    On another thread people were asking about playing
    e5 or c5 in the King's Indian.

    I replied the 'rule of thuimb' is to watch where the c1 Bishop goes.
    If it goes to to g5 then c5 is the centre buster.

    Rd3 of the Scottish saw Bg5 and Black hitting the centre with c5.
    White walks into an opening trap.

    R.Kynoch - H.Olsen



    I rememeber White from 30 years ago, he was always suspect
    to the odd opening trap. Twice, yes Twice he walked into this.

    I'm Black.



    Though to be fair he was a youngster then, also I think he leads
    in our OTB encounters over the years. (it may be level...I can recall 3 losses.)
  2. Standard member wormwood
    If Theres Hell Below
    11 Jul '11 15:53
    hmm, I've always wondered about c5 lines in the leningrad, which are almost identical to your position, but it never occurred to me it might be connected to c1 bishop. thanks for bringing the thought up!
  3. 11 Jul '11 23:08
    Thanks greenpawn. I've gone over what you've posted three times today, I'm sure I'll look over it some more!
  4. Subscriber Paul Leggett
    Chess Librarian
    12 Jul '11 00:47
    Originally posted by greenpawn34
    On another thread people were asking about playing
    e5 or c5 in the King's Indian.

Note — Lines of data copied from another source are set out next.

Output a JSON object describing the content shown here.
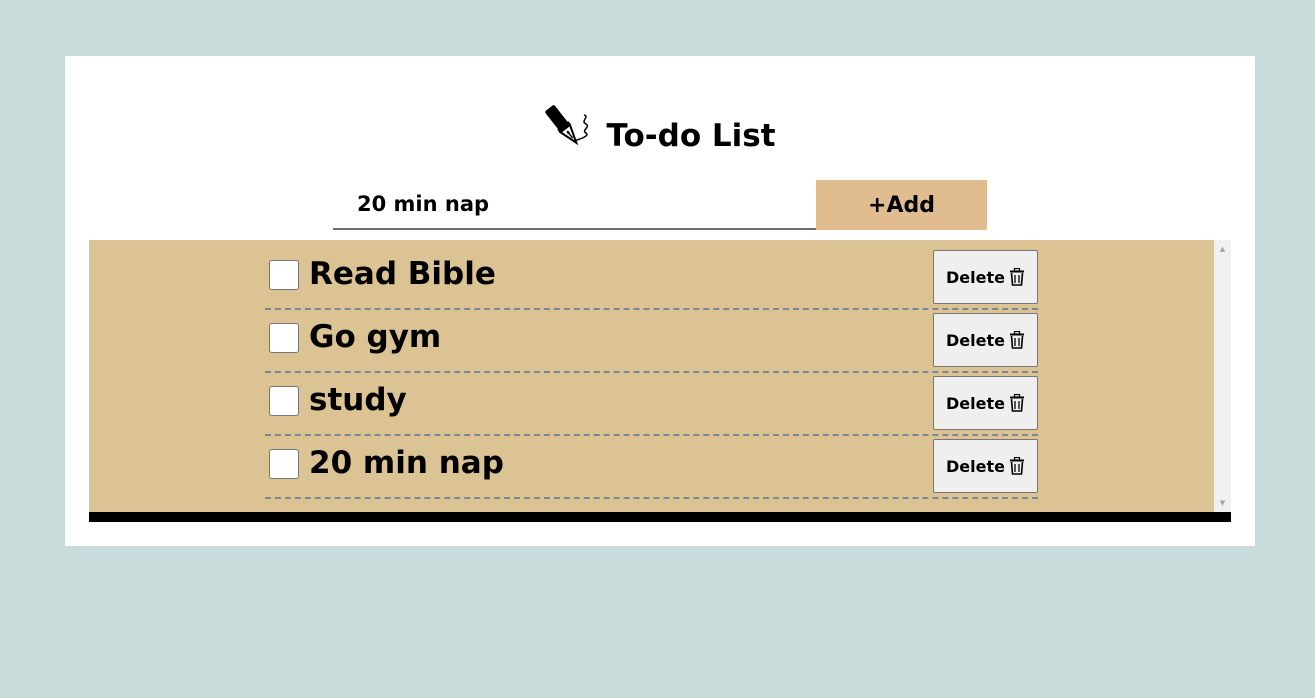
{
  "header": {
    "title": "To-do List",
    "icon": "fountain-pen-icon"
  },
  "input": {
    "value": "20 min nap",
    "placeholder": ""
  },
  "add_button": {
    "label": "+Add"
  },
  "items": [
    {
      "label": "Read Bible",
      "checked": false,
      "delete_label": "Delete"
    },
    {
      "label": "Go gym",
      "checked": false,
      "delete_label": "Delete"
    },
    {
      "label": "study",
      "checked": false,
      "delete_label": "Delete"
    },
    {
      "label": "20 min nap",
      "checked": false,
      "delete_label": "Delete"
    }
  ],
  "colors": {
    "page_background": "#c7dcdb",
    "card_background": "#ffffff",
    "add_button": "#e0bc8f",
    "list_background": "#dcc393"
  },
  "icons": {
    "delete": "trash-icon",
    "scroll_up": "scroll-up-arrow-icon",
    "scroll_down": "scroll-down-arrow-icon"
  }
}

    I replied the 'rule of thuimb' is to watch where the c1 Bishop goes.
    If it goes to to g5 then c5 is the centre buster.

    Rd3 of the Scottish saw Bg5 and Black hitting the centre with c5.
    White walks into an opening trap.

    R.Kynoch - H.Olsen

    [pgn]

    1. d4 Nf6 2 ...[text shortened]... k he leads
    in our OTB encounters over the years. (it may be level...I can recall 3 losses.)
    This has been the way I play the KID- particulary the Averbakh variation, and also against the Saemisch after I read GM Joe Gallagher's book on the Saemisch King's Indian.

    I have always had a certain "Which came first, the chicken or the egg" thought about it, in that there are two ideas:

    1. White plays Bg5 to "xray" the black queen and pin the knight, and thus influence black to abandon ...e5 in favor of ...c5: or

    2. Black plays ...c5 to exploit the white bishop's abandonment of the queenside by pressuring d4 (with no bishop on e3 to reinforce it), and to free up the g7 bishop to pressure b2, which is weaker.

    My guess is that if you are writing a "White to play and win" book, you will go with the first statement, but if you are writing a "Black to play and win" book, you'll go with the second!